**Exercise requirements:**
Your task is to restate every entry below word for word and omit the images.

* * * *

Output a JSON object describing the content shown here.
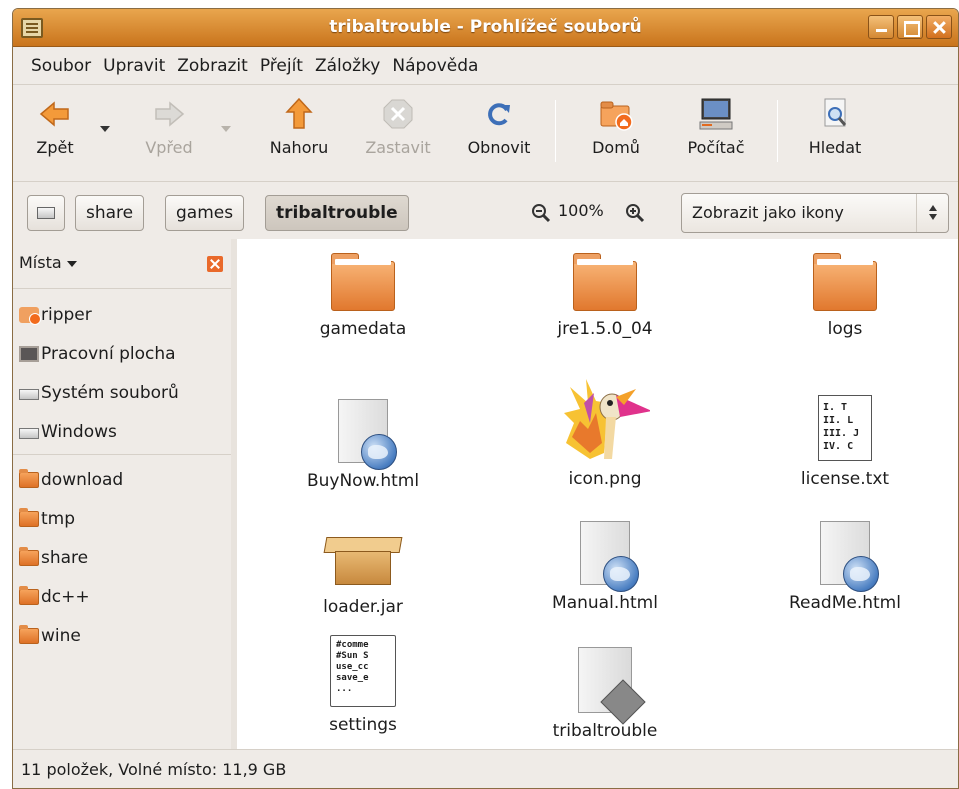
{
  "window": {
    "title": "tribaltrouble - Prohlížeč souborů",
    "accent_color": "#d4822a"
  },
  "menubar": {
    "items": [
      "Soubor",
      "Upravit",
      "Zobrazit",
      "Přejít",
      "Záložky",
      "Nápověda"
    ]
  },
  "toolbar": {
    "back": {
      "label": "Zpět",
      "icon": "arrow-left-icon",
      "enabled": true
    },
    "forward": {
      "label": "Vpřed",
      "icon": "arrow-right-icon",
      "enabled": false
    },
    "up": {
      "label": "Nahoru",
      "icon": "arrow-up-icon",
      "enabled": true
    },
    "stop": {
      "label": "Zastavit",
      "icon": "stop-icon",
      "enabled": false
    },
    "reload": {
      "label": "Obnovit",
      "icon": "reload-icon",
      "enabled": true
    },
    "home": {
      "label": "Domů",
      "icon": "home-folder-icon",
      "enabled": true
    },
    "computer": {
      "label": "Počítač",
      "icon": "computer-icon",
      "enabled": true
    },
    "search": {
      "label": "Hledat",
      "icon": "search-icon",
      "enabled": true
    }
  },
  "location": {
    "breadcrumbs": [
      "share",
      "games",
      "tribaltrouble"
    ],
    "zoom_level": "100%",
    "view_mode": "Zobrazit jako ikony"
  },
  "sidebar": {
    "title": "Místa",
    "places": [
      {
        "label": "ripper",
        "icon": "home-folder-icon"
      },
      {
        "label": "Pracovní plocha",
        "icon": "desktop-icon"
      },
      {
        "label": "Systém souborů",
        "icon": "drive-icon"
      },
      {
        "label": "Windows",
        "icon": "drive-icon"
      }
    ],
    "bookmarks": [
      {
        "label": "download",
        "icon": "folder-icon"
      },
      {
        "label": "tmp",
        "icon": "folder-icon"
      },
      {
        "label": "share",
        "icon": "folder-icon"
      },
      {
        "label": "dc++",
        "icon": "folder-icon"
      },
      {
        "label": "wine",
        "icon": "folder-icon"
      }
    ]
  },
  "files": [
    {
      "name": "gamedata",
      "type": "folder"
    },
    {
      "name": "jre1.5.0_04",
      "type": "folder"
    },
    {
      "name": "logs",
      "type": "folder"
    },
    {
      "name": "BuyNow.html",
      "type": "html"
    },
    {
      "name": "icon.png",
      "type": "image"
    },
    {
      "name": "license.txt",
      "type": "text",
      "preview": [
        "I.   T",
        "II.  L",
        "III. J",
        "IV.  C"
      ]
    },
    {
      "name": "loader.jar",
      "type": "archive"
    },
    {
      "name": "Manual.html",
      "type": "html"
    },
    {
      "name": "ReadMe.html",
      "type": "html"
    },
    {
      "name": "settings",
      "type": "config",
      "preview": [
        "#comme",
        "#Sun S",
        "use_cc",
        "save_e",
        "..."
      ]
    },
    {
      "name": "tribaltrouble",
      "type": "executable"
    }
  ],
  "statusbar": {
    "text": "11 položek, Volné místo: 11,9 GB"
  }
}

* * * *

**Exercise answer:**
Output a JSON object describing the content shown here.
{
  "window": {
    "title": "tribaltrouble - Prohlížeč souborů",
    "accent_color": "#d4822a"
  },
  "menubar": {
    "items": [
      "Soubor",
      "Upravit",
      "Zobrazit",
      "Přejít",
      "Záložky",
      "Nápověda"
    ]
  },
  "toolbar": {
    "back": {
      "label": "Zpět",
      "icon": "arrow-left-icon",
      "enabled": true
    },
    "forward": {
      "label": "Vpřed",
      "icon": "arrow-right-icon",
      "enabled": false
    },
    "up": {
      "label": "Nahoru",
      "icon": "arrow-up-icon",
      "enabled": true
    },
    "stop": {
      "label": "Zastavit",
      "icon": "stop-icon",
      "enabled": false
    },
    "reload": {
      "label": "Obnovit",
      "icon": "reload-icon",
      "enabled": true
    },
    "home": {
      "label": "Domů",
      "icon": "home-folder-icon",
      "enabled": true
    },
    "computer": {
      "label": "Počítač",
      "icon": "computer-icon",
      "enabled": true
    },
    "search": {
      "label": "Hledat",
      "icon": "search-icon",
      "enabled": true
    }
  },
  "location": {
    "breadcrumbs": [
      "share",
      "games",
      "tribaltrouble"
    ],
    "zoom_level": "100%",
    "view_mode": "Zobrazit jako ikony"
  },
  "sidebar": {
    "title": "Místa",
    "places": [
      {
        "label": "ripper",
        "icon": "home-folder-icon"
      },
      {
        "label": "Pracovní plocha",
        "icon": "desktop-icon"
      },
      {
        "label": "Systém souborů",
        "icon": "drive-icon"
      },
      {
        "label": "Windows",
        "icon": "drive-icon"
      }
    ],
    "bookmarks": [
      {
        "label": "download",
        "icon": "folder-icon"
      },
      {
        "label": "tmp",
        "icon": "folder-icon"
      },
      {
        "label": "share",
        "icon": "folder-icon"
      },
      {
        "label": "dc++",
        "icon": "folder-icon"
      },
      {
        "label": "wine",
        "icon": "folder-icon"
      }
    ]
  },
  "files": [
    {
      "name": "gamedata",
      "type": "folder"
    },
    {
      "name": "jre1.5.0_04",
      "type": "folder"
    },
    {
      "name": "logs",
      "type": "folder"
    },
    {
      "name": "BuyNow.html",
      "type": "html"
    },
    {
      "name": "icon.png",
      "type": "image"
    },
    {
      "name": "license.txt",
      "type": "text",
      "preview": [
        "I.   T",
        "II.  L",
        "III. J",
        "IV.  C"
      ]
    },
    {
      "name": "loader.jar",
      "type": "archive"
    },
    {
      "name": "Manual.html",
      "type": "html"
    },
    {
      "name": "ReadMe.html",
      "type": "html"
    },
    {
      "name": "settings",
      "type": "config",
      "preview": [
        "#comme",
        "#Sun S",
        "use_cc",
        "save_e",
        "..."
      ]
    },
    {
      "name": "tribaltrouble",
      "type": "executable"
    }
  ],
  "statusbar": {
    "text": "11 položek, Volné místo: 11,9 GB"
  }
}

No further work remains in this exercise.